By Rachel More, dpa

The coronavirus crisis took a heavy toll on German industry in April, as a key economic survey predicted a continued but less serious decline in the coming months.

Production plunged by 17.9 per cent in April compared to the previous month, according to data released by the Federal Statistical Office (Destatis) on Monday.

The decline was worse than predicted. Economists had forecast a 16.5-per-cent drop.

Compared to the same period last year, production was down by 25.3 per cent, Destatis said.

In March, the agency reported a monthly decline in production of just 8.9 per cent, according to a revised figure, while the drop in February was slightly steeper, at 9.2 per cent.

Germany has made gains in reducing its infection rate, with the Robert Koch Institute for disease control most recently noting a daily rise in cases of 214 nationwide.

Around 184,200 people are known to have caught the novel coronavirus in Germany, 8,674 of whom died.

Provided the country can prevent a second wave of infections, many economists expect German factories to increase production in the second half of the year.

The Munich-based Ifo research institute released its production index on Monday, which showed that the decline is expected to continue over the coming three months, albeit at a slower rate.

The indicator for production expectations rose to minus 20.4 points in May from minus 51.0 points the previous month, the biggest month-on-month increase in the index since German reunification.

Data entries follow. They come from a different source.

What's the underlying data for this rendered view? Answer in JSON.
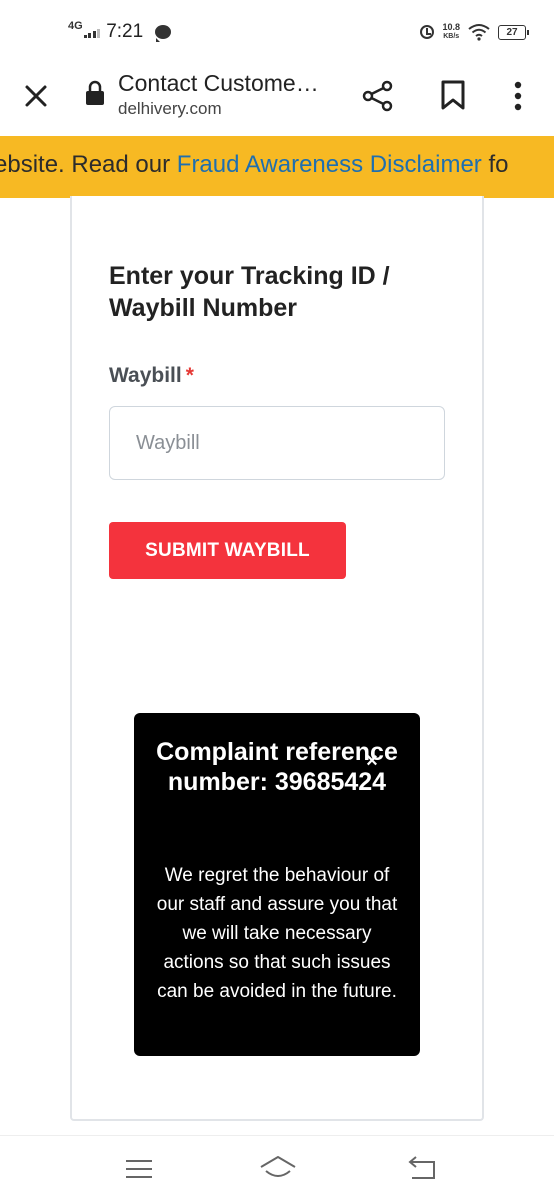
{
  "status_bar": {
    "network_type": "4G",
    "time": "7:21",
    "net_speed_value": "10.8",
    "net_speed_unit": "KB/s",
    "battery_level": "27"
  },
  "browser": {
    "page_title": "Contact Custome…",
    "domain": "delhivery.com"
  },
  "banner": {
    "text_before": "ebsite. Read our ",
    "link_text": "Fraud Awareness Disclaimer",
    "text_after": " fo"
  },
  "form": {
    "heading": "Enter your Tracking ID / Waybill Number",
    "label": "Waybill",
    "required_marker": "*",
    "input_value": "",
    "input_placeholder": "Waybill",
    "submit_label": "SUBMIT WAYBILL"
  },
  "toast": {
    "title": "Complaint reference number: 39685424",
    "close_glyph": "×",
    "message": "We regret the behaviour of our staff and assure you that we will take necessary actions so that such issues can be avoided in the future."
  },
  "colors": {
    "banner_bg": "#f7b923",
    "banner_link": "#1e6fb0",
    "submit_button": "#f4333d",
    "toast_bg": "#000000",
    "required_star": "#e53935"
  },
  "icons": {
    "status": [
      "signal-icon",
      "chat-notification-icon",
      "alarm-icon",
      "wifi-icon",
      "battery-icon"
    ],
    "toolbar": [
      "close-icon",
      "lock-icon",
      "share-icon",
      "bookmark-icon",
      "more-vert-icon"
    ],
    "nav": [
      "menu-icon",
      "home-icon",
      "back-icon"
    ]
  }
}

But the Ifo’s head of surveys, Klaus Wohlraube, issued a word of caution: “All it means is that the nosedive is now flattening out.”

One positive result – representing optimistic expectations – came for the automotive industry, where the index jumped from minus 41 in April to plus 23 points in May.

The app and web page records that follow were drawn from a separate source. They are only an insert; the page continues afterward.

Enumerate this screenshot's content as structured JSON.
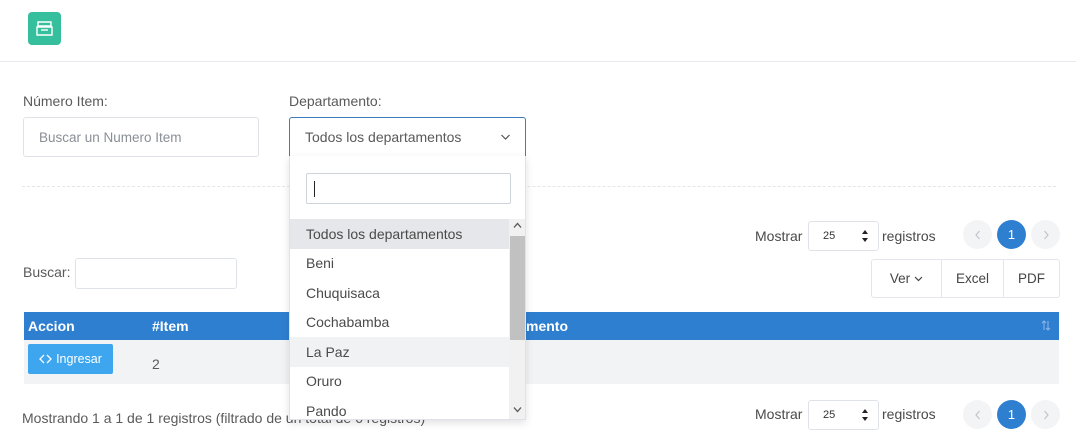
{
  "filters": {
    "numero_item_label": "Número Item:",
    "numero_item_placeholder": "Buscar un Numero Item",
    "departamento_label": "Departamento:",
    "departamento_value": "Todos los departamentos"
  },
  "dropdown": {
    "search_value": "",
    "options": [
      "Todos los departamentos",
      "Beni",
      "Chuquisaca",
      "Cochabamba",
      "La Paz",
      "Oruro",
      "Pando"
    ],
    "selected": "Todos los departamentos",
    "highlighted": "La Paz"
  },
  "table_controls": {
    "buscar_label": "Buscar:",
    "mostrar_label": "Mostrar",
    "page_length": "25",
    "registros_label": "registros",
    "current_page": "1",
    "buttons": [
      "Ver",
      "Excel",
      "PDF"
    ]
  },
  "table": {
    "columns": [
      "Accion",
      "#Item",
      "mento"
    ],
    "rows": [
      {
        "action": "Ingresar",
        "item": "2"
      }
    ]
  },
  "footer": {
    "info": "Mostrando 1 a 1 de 1 registros (filtrado de un total de 6 registros)"
  },
  "colors": {
    "brand": "#36bf9c",
    "primary": "#2f7fd0",
    "button": "#3ea6ef"
  }
}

The entire month of April was beset with severe restrictions that halted production lines and disrupted supply chains.

Car manufacturing, a key driver in German industry, saw a sharp drop of 74.6 per cent during that month, according to Destatis.

Andrew Kenningham, chief Europe economist at the Capital Economics research institute, also held back on hailing a turnaround for industry, noting that “domestic demand will probably remain sluggish and external demand will be even weaker given that the rest of Europe will be even slower to get back on its feet.”

Already struggling at the start of the year, the pandemic has rattled Germany’s export-focused economy, which slipped into a technical recession in the first quarter of 2020.

The full force of the crisis is expected to hit Europe’s largest economy in the second quarter.

In fact, there was some good news for the first quarter, with Destatis also reporting on Monday that the number of business insolvencies in Germany fell by 3.7 per cent during that period on the year.

According to the government’s own estimate, gross domestic product is expected to slump by 6.3 per cent over the course of 2020, which would be the worst annual recession in the country’s post-World War II history.

Be the first to comment on "Nosedive ‘flattening out’ after German production plunged in April"

Leave a comment

Your email address will not be published.